"Everybody's pretty into it. Originally, they were hoping we'd do something downtown, be part of their revitalization," he says.

Ben envisions getting the brewing equipment installed over the next couple of months. Turning out the first batch of beer depends on how quickly regulators can give the green light. But striking that first mash could happen in the fall, or perhaps a little sooner.

A stout (think American-style at 6% ABV with a hop presence) and a honey blonde ale (accentuated with green tea and jasmine flowers) are still part of the game plan, but Ben says "I've got couple other recipes I'm working on."

He plans for the beers to be available in draft, then bottle and says the to-do list includes scouting for packaging equipment.

The recent growth in the craft beer industry isn't making that easy, though. "The market for used equipment has kind of dried up. I definitely got my (brewing) system at the right time.
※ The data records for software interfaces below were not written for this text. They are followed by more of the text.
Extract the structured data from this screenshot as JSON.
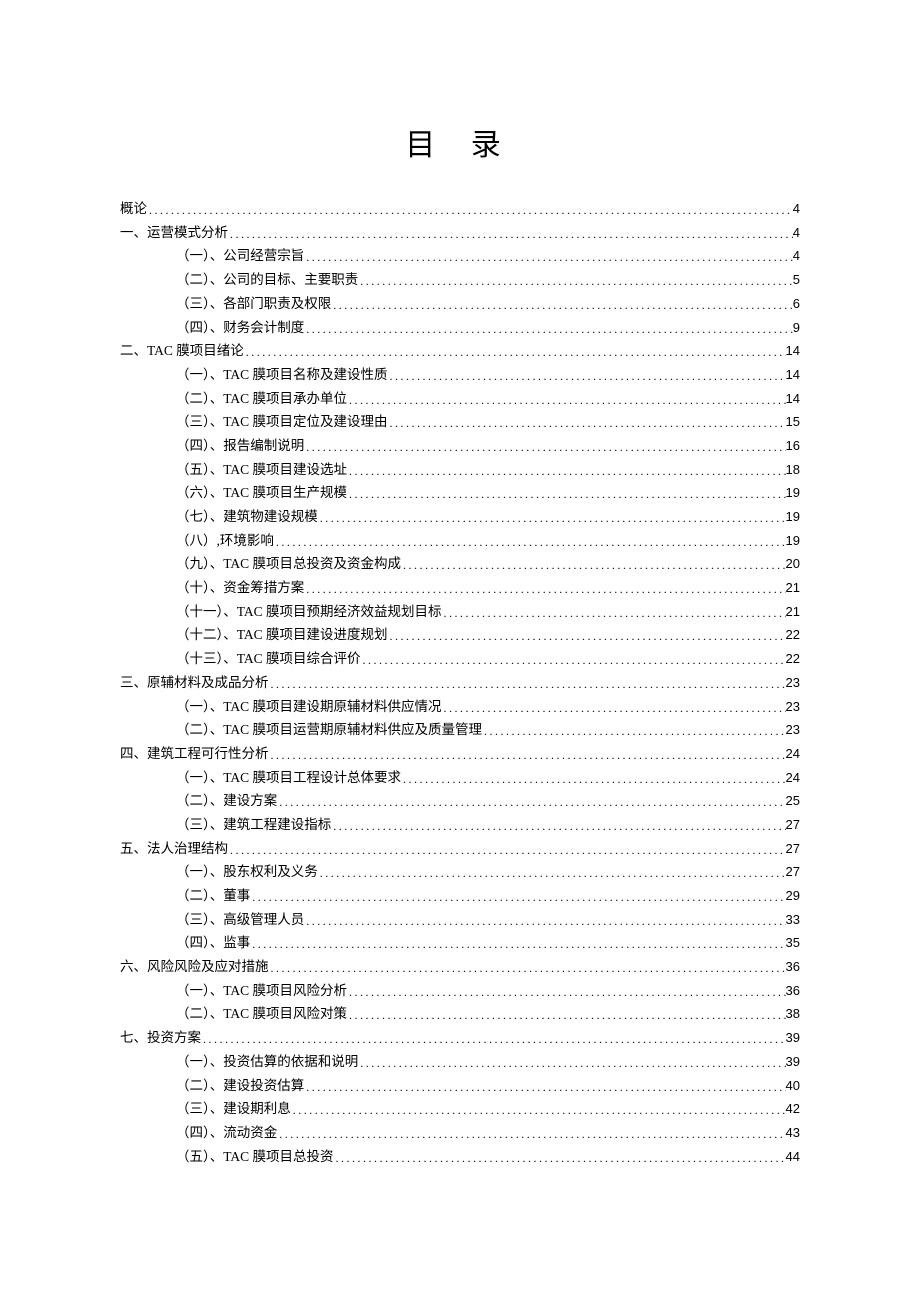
{
  "title": "目 录",
  "toc": [
    {
      "level": 0,
      "label": "概论",
      "page": "4"
    },
    {
      "level": 0,
      "label": "一、运营模式分析",
      "page": "4"
    },
    {
      "level": 1,
      "label": "（一）、公司经营宗旨",
      "page": "4"
    },
    {
      "level": 1,
      "label": "（二）、公司的目标、主要职责",
      "page": "5"
    },
    {
      "level": 1,
      "label": "（三）、各部门职责及权限",
      "page": "6"
    },
    {
      "level": 1,
      "label": "（四）、财务会计制度",
      "page": "9"
    },
    {
      "level": 0,
      "label": "二、TAC 膜项目绪论",
      "page": "14"
    },
    {
      "level": 1,
      "label": "（一）、TAC 膜项目名称及建设性质",
      "page": "14"
    },
    {
      "level": 1,
      "label": "（二）、TAC 膜项目承办单位",
      "page": "14"
    },
    {
      "level": 1,
      "label": "（三）、TAC 膜项目定位及建设理由",
      "page": "15"
    },
    {
      "level": 1,
      "label": "（四）、报告编制说明",
      "page": "16"
    },
    {
      "level": 1,
      "label": "（五）、TAC 膜项目建设选址",
      "page": "18"
    },
    {
      "level": 1,
      "label": "（六）、TAC 膜项目生产规模",
      "page": "19"
    },
    {
      "level": 1,
      "label": "（七）、建筑物建设规模",
      "page": "19"
    },
    {
      "level": 1,
      "label": "（八）,环境影响",
      "page": "19"
    },
    {
      "level": 1,
      "label": "（九）、TAC 膜项目总投资及资金构成",
      "page": "20"
    },
    {
      "level": 1,
      "label": "（十）、资金筹措方案",
      "page": "21"
    },
    {
      "level": 1,
      "label": "（十一）、TAC 膜项目预期经济效益规划目标",
      "page": "21"
    },
    {
      "level": 1,
      "label": "（十二）、TAC 膜项目建设进度规划",
      "page": "22"
    },
    {
      "level": 1,
      "label": "（十三）、TAC 膜项目综合评价",
      "page": "22"
    },
    {
      "level": 0,
      "label": "三、原辅材料及成品分析",
      "page": "23"
    },
    {
      "level": 1,
      "label": "（一）、TAC 膜项目建设期原辅材料供应情况",
      "page": "23"
    },
    {
      "level": 1,
      "label": "（二）、TAC 膜项目运营期原辅材料供应及质量管理",
      "page": "23"
    },
    {
      "level": 0,
      "label": "四、建筑工程可行性分析",
      "page": "24"
    },
    {
      "level": 1,
      "label": "（一）、TAC 膜项目工程设计总体要求",
      "page": "24"
    },
    {
      "level": 1,
      "label": "（二）、建设方案",
      "page": "25"
    },
    {
      "level": 1,
      "label": "（三）、建筑工程建设指标",
      "page": "27"
    },
    {
      "level": 0,
      "label": "五、法人治理结构",
      "page": "27"
    },
    {
      "level": 1,
      "label": "（一）、股东权利及义务",
      "page": "27"
    },
    {
      "level": 1,
      "label": "（二）、董事",
      "page": "29"
    },
    {
      "level": 1,
      "label": "（三）、高级管理人员",
      "page": "33"
    },
    {
      "level": 1,
      "label": "（四）、监事",
      "page": "35"
    },
    {
      "level": 0,
      "label": "六、风险风险及应对措施",
      "page": "36"
    },
    {
      "level": 1,
      "label": "（一）、TAC 膜项目风险分析",
      "page": "36"
    },
    {
      "level": 1,
      "label": "（二）、TAC 膜项目风险对策",
      "page": "38"
    },
    {
      "level": 0,
      "label": "七、投资方案",
      "page": "39"
    },
    {
      "level": 1,
      "label": "（一）、投资估算的依据和说明",
      "page": "39"
    },
    {
      "level": 1,
      "label": "（二）、建设投资估算",
      "page": "40"
    },
    {
      "level": 1,
      "label": "（三）、建设期利息",
      "page": "42"
    },
    {
      "level": 1,
      "label": "（四）、流动资金",
      "page": "43"
    },
    {
      "level": 1,
      "label": "（五）、TAC 膜项目总投资",
      "page": "44"
    }
  ]
}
I'd probably be paying twice as much for it now," he says.

Turtle Stone has been a pursuit of Ben and Becky for five years now (Becky will handle the business side and marketing, while Ben will deal with brewing). Ben took the brewing course at the Seibel Institute of Technology in Chicago in 2007, spent subsequent years networking and last year hit the Craft Brewers Conference when it was held in Chicago.

He passed on last month's 2011 conference held in San Francisco. "It was right in middle of getting this deal down for this building," he says.